***** THE RECORDS *****
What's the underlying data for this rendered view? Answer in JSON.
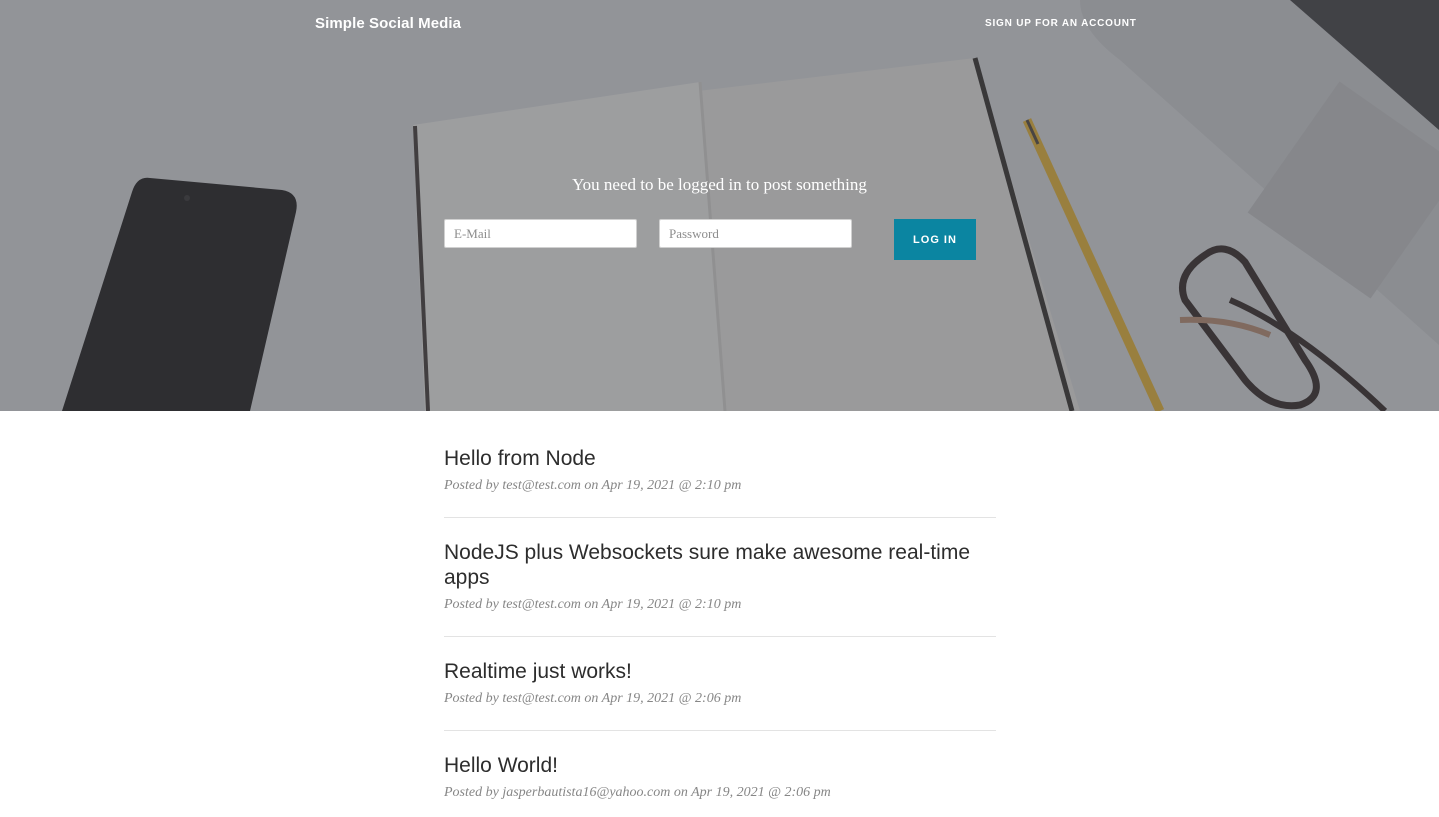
{
  "header": {
    "brand": "Simple Social Media",
    "signup_link": "SIGN UP FOR AN ACCOUNT"
  },
  "hero": {
    "message": "You need to be logged in to post something",
    "email_placeholder": "E-Mail",
    "password_placeholder": "Password",
    "login_button": "LOG IN"
  },
  "posts": [
    {
      "title": "Hello from Node",
      "prefix": "Posted by",
      "author": "test@test.com",
      "on": "on",
      "date": "Apr 19, 2021 @ 2:10 pm"
    },
    {
      "title": "NodeJS plus Websockets sure make awesome real-time apps",
      "prefix": "Posted by",
      "author": "test@test.com",
      "on": "on",
      "date": "Apr 19, 2021 @ 2:10 pm"
    },
    {
      "title": "Realtime just works!",
      "prefix": "Posted by",
      "author": "test@test.com",
      "on": "on",
      "date": "Apr 19, 2021 @ 2:06 pm"
    },
    {
      "title": "Hello World!",
      "prefix": "Posted by",
      "author": "jasperbautista16@yahoo.com",
      "on": "on",
      "date": "Apr 19, 2021 @ 2:06 pm"
    }
  ],
  "colors": {
    "accent": "#0b85a1",
    "overlay": "#484a50",
    "title": "#2d2d2d",
    "meta": "#868686"
  }
}
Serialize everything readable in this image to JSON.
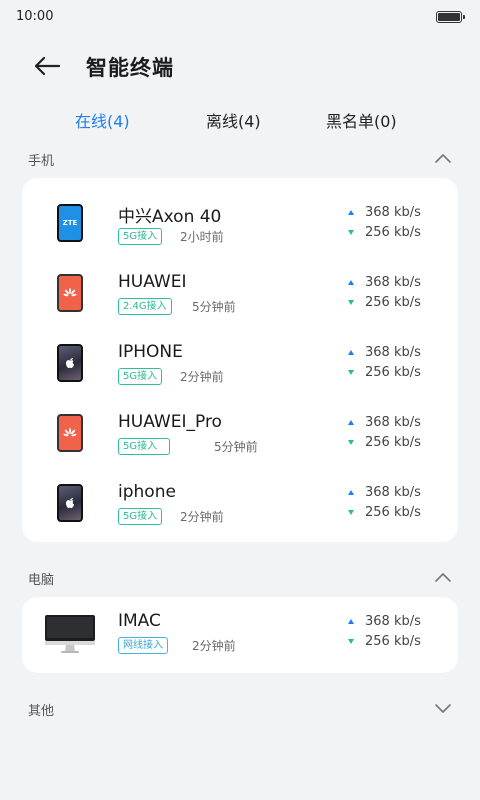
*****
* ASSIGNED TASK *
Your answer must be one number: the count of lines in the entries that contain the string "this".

* RESULT OF THE TASK *
2